The treatment of patients with intravenous drug use (IVDU) has evolved to include a wide range of medications, psychiatric rehabilitation, and surgical interventions, especially for life-threatening complications such as infective endocarditis (IE). These interventions remain at the discretion of physicians, particularly surgeons, whose treatment decisions are influenced by several medical factors, unfortunately not without bias. The stigma associated with substance use disorder is prevalent, which leads to significant biases, even in the healthcare system. This bias is heightened when IVDU patients require repeat valve replacement surgeries for IE due to continued drug use. Patients who receive a valve replacement and continue to use illicit drugs intravenously often return to their medical providers, months to a few years later, with a reinfection of their bioprosthetic valve; such patients require additional surgeries which are at the center of many ethical discussions due to high mortality rates, for many complex medical and social reasons, associated with continuous chemical dependency after surgical interventions. This chapter examines the ethics of repeat heart valve replacement surgery for patients who are struggling with addiction. Considerations of justice, the fiduciary therapeutic relationship, and guiding ethical principles justify medically beneficial repeat heart valve replacement surgeries for IVDU patient populations.

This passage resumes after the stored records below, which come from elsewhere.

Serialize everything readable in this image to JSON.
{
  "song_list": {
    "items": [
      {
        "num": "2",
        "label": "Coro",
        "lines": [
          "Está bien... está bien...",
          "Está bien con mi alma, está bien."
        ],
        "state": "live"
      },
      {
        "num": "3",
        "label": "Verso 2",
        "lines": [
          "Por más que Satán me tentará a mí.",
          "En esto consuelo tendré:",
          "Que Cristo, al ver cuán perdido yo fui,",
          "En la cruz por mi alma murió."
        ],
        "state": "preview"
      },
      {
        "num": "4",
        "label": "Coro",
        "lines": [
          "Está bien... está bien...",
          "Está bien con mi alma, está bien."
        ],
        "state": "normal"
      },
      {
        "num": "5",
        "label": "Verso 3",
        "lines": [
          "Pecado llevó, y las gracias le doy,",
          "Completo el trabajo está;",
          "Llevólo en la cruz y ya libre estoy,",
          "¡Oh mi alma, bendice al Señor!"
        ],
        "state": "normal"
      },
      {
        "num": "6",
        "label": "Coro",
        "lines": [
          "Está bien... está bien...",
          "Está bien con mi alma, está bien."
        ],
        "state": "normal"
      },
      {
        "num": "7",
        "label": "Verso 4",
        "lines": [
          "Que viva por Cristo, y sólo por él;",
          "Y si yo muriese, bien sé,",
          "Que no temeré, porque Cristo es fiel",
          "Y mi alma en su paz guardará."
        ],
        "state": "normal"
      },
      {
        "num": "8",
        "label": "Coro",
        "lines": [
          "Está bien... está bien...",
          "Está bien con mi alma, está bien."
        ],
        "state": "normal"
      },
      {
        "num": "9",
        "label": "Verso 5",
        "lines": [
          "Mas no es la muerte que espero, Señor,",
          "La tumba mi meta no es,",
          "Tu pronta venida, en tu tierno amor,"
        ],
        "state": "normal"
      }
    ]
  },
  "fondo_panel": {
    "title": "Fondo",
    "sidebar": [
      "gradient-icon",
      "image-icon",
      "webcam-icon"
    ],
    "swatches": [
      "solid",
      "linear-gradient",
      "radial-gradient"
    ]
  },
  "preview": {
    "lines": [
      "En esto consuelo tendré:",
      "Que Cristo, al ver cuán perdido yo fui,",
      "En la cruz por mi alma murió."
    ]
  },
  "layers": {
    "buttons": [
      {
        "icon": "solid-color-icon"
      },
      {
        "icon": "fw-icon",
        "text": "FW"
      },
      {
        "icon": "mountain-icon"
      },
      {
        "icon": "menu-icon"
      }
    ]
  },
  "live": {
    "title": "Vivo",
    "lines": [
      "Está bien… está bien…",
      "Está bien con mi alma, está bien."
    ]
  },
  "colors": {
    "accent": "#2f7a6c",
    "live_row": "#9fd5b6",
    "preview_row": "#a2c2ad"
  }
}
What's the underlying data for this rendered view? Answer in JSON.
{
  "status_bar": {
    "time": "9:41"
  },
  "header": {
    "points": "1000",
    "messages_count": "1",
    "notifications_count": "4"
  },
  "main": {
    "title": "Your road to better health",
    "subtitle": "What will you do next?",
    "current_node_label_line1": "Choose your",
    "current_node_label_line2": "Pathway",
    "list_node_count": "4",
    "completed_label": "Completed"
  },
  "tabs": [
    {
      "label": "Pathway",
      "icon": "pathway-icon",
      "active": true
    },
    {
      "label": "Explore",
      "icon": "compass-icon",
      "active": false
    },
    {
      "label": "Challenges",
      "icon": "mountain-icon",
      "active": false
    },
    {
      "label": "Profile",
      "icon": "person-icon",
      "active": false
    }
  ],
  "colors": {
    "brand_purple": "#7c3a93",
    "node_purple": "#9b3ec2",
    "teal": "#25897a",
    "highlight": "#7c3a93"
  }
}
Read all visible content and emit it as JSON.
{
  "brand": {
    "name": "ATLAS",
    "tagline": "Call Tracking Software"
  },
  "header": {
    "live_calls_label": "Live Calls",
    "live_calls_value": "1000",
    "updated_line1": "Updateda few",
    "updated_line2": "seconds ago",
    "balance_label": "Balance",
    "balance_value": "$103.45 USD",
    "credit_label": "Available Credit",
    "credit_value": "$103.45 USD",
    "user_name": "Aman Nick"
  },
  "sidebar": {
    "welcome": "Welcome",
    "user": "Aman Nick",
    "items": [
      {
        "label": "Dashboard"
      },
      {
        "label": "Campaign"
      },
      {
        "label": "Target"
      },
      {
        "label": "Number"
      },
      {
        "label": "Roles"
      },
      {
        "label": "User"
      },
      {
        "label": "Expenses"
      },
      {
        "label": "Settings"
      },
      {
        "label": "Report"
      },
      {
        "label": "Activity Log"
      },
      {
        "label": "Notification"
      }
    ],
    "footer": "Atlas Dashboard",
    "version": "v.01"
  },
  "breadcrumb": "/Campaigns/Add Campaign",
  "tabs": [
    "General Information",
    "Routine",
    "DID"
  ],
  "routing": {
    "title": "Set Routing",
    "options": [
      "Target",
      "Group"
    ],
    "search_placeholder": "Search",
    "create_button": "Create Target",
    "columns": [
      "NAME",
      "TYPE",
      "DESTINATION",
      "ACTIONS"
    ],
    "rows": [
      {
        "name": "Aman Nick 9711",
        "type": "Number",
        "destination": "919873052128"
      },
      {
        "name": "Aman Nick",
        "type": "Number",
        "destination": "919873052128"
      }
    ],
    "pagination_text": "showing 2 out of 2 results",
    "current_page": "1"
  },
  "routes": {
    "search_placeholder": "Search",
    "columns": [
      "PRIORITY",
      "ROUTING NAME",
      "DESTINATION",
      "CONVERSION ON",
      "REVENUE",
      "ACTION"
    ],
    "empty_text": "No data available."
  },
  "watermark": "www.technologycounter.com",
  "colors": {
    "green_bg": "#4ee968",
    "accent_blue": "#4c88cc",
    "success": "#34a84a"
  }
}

Part of the book: Advanced Concepts in Endocarditis
Extracorporeal membrane oxygenation (ECMO) is an established therapy for the management of acute cardiopulmonary failure. A substantial concern when considering ECMO therapy is whether the patient will recover enough function to be weaned from support and survive to discharge. The concept of “a bridge to nowhere” is where a patient is supported on a therapy for which there is no hope for recovery and would, by definition, immediately die if support is discontinued—a somewhat unique concept in clinical medicine, but often considered when considering short-term mechanical support for acute heart and/or lung failure. Much like initiating mechanical ventilator support in patients who have no chance of meaningful recovery, there are concerns about embarking on or continuing with ECMO support in patients in whom recovery is unlikely. The purpose of this chapter is to review the ethical foundation and principles to support the clinical decision-making process when there are concerns regarding the initiation, continuation, or withdrawal of this highly invasive, resource-intensive life-support technology. Specific attention will be given to well-established principles of the ethical application of advanced life support and how to appropriately limit offering or continuing therapies for which meaningful outcomes are unlikely or further support is considered futile.
Part of the book: Advances in Extracorporeal Membrane Oxygenation